Friday, October 24, 2008
When I answered the phone, the voice of an old friend greeted me. During my years as a Deputy Wildlife Conservation Officer Andy and I had patrolled together many times. We covered untold miles both with our patrol vehicles and with our conversations as we passed the uneventful hours of night patrol.
Now Andy was asking if I was interested in dusting off the old duty weapon and showing up at the local range for some friendly competition. I informed him that I didn’t recollect having fired it since retiring two years ago but he assured me that the shooting wouldn’t be all that difficult.
Five old bowling pins were set on a table in front of each shooter. All courses of fire began with the weapon loaded, holstered and secured. The objective was to be the first to clean the table of pins.
As I later recalled the evening events and the good fun had by all, I began to think about the issue of gun control.
Growing up in rural Pennsylvania, firearms were an everyday part of life. The .22 always stood in the corner; ready to dispatch any varmint that happened to wander into the farm and on butchering days it was used to kill the hogs. There were a couple of 12ga. shotguns that dad and granddad used to kill a few squirrels and rabbits each fall, adding some variety to the family meals and then there were the deer rifles. Guns were tools, tools that were used for a useful purpose. Gun ownership in our rural county to this day is very high.

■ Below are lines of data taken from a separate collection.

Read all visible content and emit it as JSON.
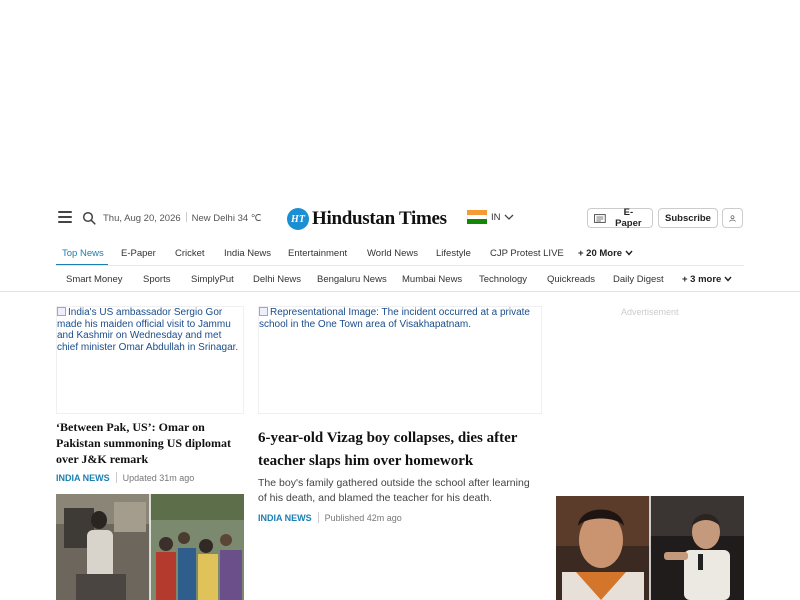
{
  "header": {
    "date": "Thu, Aug 20, 2026",
    "location_weather": "New Delhi 34 ℃",
    "logo_badge": "HT",
    "logo_text": "Hindustan Times",
    "edition": "IN",
    "epaper_label": "E-Paper",
    "subscribe_label": "Subscribe",
    "icons": [
      "hamburger-menu-icon",
      "search-icon",
      "chevron-down-icon",
      "newspaper-icon",
      "user-icon"
    ]
  },
  "nav_primary": {
    "items": [
      "Top News",
      "E-Paper",
      "Cricket",
      "India News",
      "Entertainment",
      "World News",
      "Lifestyle",
      "CJP Protest LIVE"
    ],
    "more": "+ 20 More"
  },
  "nav_secondary": {
    "items": [
      "Smart Money",
      "Sports",
      "SimplyPut",
      "Delhi News",
      "Bengaluru News",
      "Mumbai News",
      "Technology",
      "Quickreads",
      "Daily Digest"
    ],
    "more": "+ 3 more"
  },
  "col1": {
    "image_alt": "India's US ambassador Sergio Gor made his maiden official visit to Jammu and Kashmir on Wednesday and met chief minister Omar Abdullah in Srinagar.",
    "headline": "‘Between Pak, US’: Omar on Pakistan summoning US diplomat over J&K remark",
    "category": "INDIA NEWS",
    "time": "Updated 31m ago"
  },
  "col2": {
    "image_alt": "Representational Image: The incident occurred at a private school in the One Town area of Visakhapatnam.",
    "headline": "6-year-old Vizag boy collapses, dies after teacher slaps him over homework",
    "summary": "The boy's family gathered outside the school after learning of his death, and blamed the teacher for his death.",
    "category": "INDIA NEWS",
    "time": "Published 42m ago"
  },
  "advertisement_label": "Advertisement",
  "colors": {
    "accent": "#1b7fb3",
    "logo_blue": "#1b8fd1",
    "flag_saffron": "#f59a34",
    "flag_green": "#138808"
  }
}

I have no doubt that guns outnumber the people by a considerable number and yet crime is very low in our community.